  7. Don Lynch    

    How did you get the name Buffalo Soldiers?

    1. Dennis Regan    

      Anecdotal remark – this was in reference to the troopers’ hair, likened to the cape / hair of the buffalo. Even before I saw the movie about the Spanish American War, ‘Rough Riders’, I had read in a biography of Douglas MacArthur (Blair?) as he worked for ‘Black Jack’ Pershing – who commanded a unit of the 10th Cav (or commanded) that was where the idea came from.

    2. Michael Avery    

      To Don Lynch, watch and listen carefully to the narration. In it is explained that the name Buffalo Soldier came from the native American Indians.

  8. Micheal Gwynn Wilson    

    I would like to know more about William Scott?
    She was a black woman that served two
    years in the old west.

  9. Rod Tatsuno    

    The history books never mentioned the 9th jand 10th Cavs is when I was a child, just as the Tuskegee Airmen weren’t. A rich part of our national collective history. I was born behind barbed wire and lived in a horse stall at the Tanforan race track before spending three years in the Topaz “internment camp” in Utah. Our experiences didn’t appear in the history books. I served in the 3rd ACR with many fine black soldiers.

  10. Mark S. Bailey    

    Just to make a small addition here, it was my understanding the last Buffalo Soldier was Sgt. Sanders H. Matthews Jr., died Aug. 26, 2016 (buried at West Point on Sept. 3, 2016)!? We happened to be there shortly after his burial and herd that the last Buffalo Soldier had just been buried there so we went to his grave to pay our last respects. If Buffalo Soldier Sgt. William H. Thompkins died Sept. 24, 2016 then he was the last Buffalo Soldier. Hmmm!!? At any rate they all have my salute!… May they rest in peace!

    1. Gary Hicks    

      Sgt. Thompkins died in 1916, not 2016.

  11. Lee R. Dixon    

    I served in the 10th Cavalry at Camp Kaiser, Korea from December 1960 until March 1962 and well over 5 decades later I still take pride in having served in the 10th Cavalry under the outstanding leadership of Colonel Thomas Q. Donaldson.
    I served in several units but the Buffalo Soldiers was the best of all.
    In answer to the above question, we were taught that the name “Buffalo Soldiers”was giver to the 10th and to another cavalry unit by the plains Indians.. the solders of the all back cavalry units were called buffalo soldiers by the Indians because of their coarse kinky hair.
    For those others who remember Colonel Donaldson’s outstanding leadership, he retired and settled in Pennsylvania and was killed in an automobile accident several years ago.

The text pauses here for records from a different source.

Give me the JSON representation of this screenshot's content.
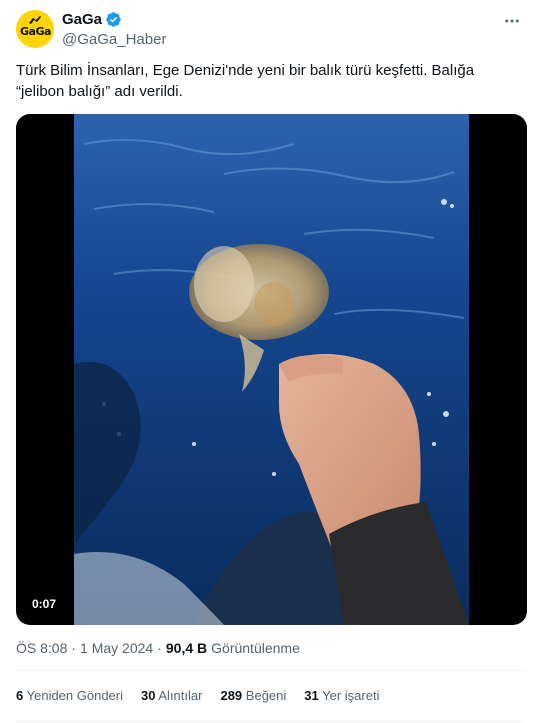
{
  "author": {
    "display_name": "GaGa",
    "handle": "@GaGa_Haber",
    "avatar_text": "GaGa",
    "verified": true,
    "verified_color": "#1d9bf0"
  },
  "tweet": {
    "text": "Türk Bilim İnsanları, Ege Denizi'nde yeni bir balık türü keşfetti. Balığa “jelibon balığı” adı verildi.",
    "video_duration": "0:07"
  },
  "meta": {
    "time": "ÖS 8:08",
    "separator": "·",
    "date": "1 May 2024",
    "views_count": "90,4 B",
    "views_label": "Görüntülenme"
  },
  "stats": {
    "retweets_count": "6",
    "retweets_label": "Yeniden Gönderi",
    "quotes_count": "30",
    "quotes_label": "Alıntılar",
    "likes_count": "289",
    "likes_label": "Beğeni",
    "bookmarks_count": "31",
    "bookmarks_label": "Yer işareti"
  },
  "icons": {
    "more": "more-horizontal-icon",
    "verified": "verified-badge-icon"
  },
  "colors": {
    "text_primary": "#0f1419",
    "text_secondary": "#536471",
    "avatar_bg": "#ffd400",
    "divider": "#eff3f4"
  }
}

  12. eli chavez    

    1966/1967 camp kaiser 2/10th cav unchon-ni korea buffalo soldiers b co.
    bayonet can fall any where!

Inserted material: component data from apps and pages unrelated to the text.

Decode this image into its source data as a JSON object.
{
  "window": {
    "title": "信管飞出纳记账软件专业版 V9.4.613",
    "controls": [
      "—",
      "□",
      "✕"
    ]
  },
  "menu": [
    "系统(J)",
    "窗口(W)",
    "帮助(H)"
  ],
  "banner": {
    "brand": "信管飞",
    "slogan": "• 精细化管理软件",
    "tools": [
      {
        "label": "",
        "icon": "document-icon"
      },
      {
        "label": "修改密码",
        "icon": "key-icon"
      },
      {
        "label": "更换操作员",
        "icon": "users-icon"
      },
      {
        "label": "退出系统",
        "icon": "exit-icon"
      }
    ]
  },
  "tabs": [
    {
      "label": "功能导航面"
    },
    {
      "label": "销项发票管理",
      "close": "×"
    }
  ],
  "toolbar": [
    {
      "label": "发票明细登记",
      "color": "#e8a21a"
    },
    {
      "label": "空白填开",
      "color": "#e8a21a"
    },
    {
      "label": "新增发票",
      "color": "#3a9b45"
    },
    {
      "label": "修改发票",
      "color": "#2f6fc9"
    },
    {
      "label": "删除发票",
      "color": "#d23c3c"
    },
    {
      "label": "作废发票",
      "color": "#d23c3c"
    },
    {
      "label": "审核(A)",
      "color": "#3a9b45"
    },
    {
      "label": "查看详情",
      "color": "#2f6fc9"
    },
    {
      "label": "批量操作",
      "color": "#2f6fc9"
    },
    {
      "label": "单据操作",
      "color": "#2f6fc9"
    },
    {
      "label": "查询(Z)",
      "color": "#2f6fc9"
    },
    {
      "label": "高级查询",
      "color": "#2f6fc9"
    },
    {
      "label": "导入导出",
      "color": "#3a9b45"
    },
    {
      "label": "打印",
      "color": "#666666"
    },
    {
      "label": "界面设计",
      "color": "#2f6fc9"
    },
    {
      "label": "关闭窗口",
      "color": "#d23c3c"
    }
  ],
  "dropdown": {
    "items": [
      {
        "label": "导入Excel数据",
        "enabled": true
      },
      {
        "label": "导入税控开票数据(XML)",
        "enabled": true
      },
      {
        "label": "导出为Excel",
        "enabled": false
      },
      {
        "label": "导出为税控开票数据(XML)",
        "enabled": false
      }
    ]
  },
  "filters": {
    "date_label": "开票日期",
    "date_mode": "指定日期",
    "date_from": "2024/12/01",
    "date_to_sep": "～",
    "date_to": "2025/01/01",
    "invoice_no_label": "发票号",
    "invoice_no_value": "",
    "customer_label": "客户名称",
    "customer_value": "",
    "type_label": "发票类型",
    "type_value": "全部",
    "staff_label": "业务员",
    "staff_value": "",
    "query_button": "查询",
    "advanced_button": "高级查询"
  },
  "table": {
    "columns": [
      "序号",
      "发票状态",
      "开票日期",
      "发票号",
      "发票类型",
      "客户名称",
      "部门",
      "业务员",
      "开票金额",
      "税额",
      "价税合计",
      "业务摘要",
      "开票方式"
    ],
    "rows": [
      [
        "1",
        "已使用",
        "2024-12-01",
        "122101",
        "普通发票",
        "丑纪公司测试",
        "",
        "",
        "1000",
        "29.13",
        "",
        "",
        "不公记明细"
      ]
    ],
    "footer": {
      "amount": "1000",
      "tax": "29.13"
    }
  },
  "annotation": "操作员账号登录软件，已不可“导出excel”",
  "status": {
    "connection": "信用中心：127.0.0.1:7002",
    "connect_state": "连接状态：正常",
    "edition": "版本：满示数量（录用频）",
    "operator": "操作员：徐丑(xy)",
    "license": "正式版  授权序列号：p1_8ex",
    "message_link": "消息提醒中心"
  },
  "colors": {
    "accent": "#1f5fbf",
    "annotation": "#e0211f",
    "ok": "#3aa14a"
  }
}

  13. Learie    

    Even if you put your life on the line from this country your still just looked down on as a no good piece of dung. Black people even while in slavery helped in the fight against the British. Fought in the civil war. Yet after it was done your still not worthy to be considered human. We’ve been called monkeys apes jungle bunny and those are the few good words. It would have been better to leave the Buffalo soldiers bone where they were they never thanked there decendants or families. Just a black mans opinion.

  14. roger dellicolli    

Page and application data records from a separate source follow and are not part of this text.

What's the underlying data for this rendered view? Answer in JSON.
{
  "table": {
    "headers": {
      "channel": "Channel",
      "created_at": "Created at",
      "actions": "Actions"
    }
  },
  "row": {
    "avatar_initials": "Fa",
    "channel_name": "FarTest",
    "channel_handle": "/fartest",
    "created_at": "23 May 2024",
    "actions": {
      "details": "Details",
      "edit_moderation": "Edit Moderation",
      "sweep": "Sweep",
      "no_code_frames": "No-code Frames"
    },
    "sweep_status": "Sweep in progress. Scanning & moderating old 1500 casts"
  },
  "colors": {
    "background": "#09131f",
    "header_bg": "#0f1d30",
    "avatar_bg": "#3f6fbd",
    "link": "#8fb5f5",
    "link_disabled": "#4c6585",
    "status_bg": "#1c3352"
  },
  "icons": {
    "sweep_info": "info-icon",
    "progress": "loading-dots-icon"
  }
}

    i grow up repecting everyone i sever with them in Nam they remenber what Mass, did for them train them and fought side by seride and die with them, We are all BROTHERS

  15. David Beach    

    History actually shows that the reason black soldiers called Buffalo Solders had nothing to do with how they fought in battle. I’m not saying they didn’t fight valiantly against their enemy in the Indian wars. However they were called Buffalo Soldiers because of the texture of their hair. The Native Americans had no predudice but related to the animal world and that is why they were called Buffalo Soldiers. I am sure they fought like anyone would facing an enemy that was determined to kill you

  16. Michael Avery    

    To Don Lynch, watch and listen carefully to the narration. In it is explained that the name Buffalo Soldier came from the native American Indians.

Leave a Reply

Your email address will not be published. Required fields are marked *

*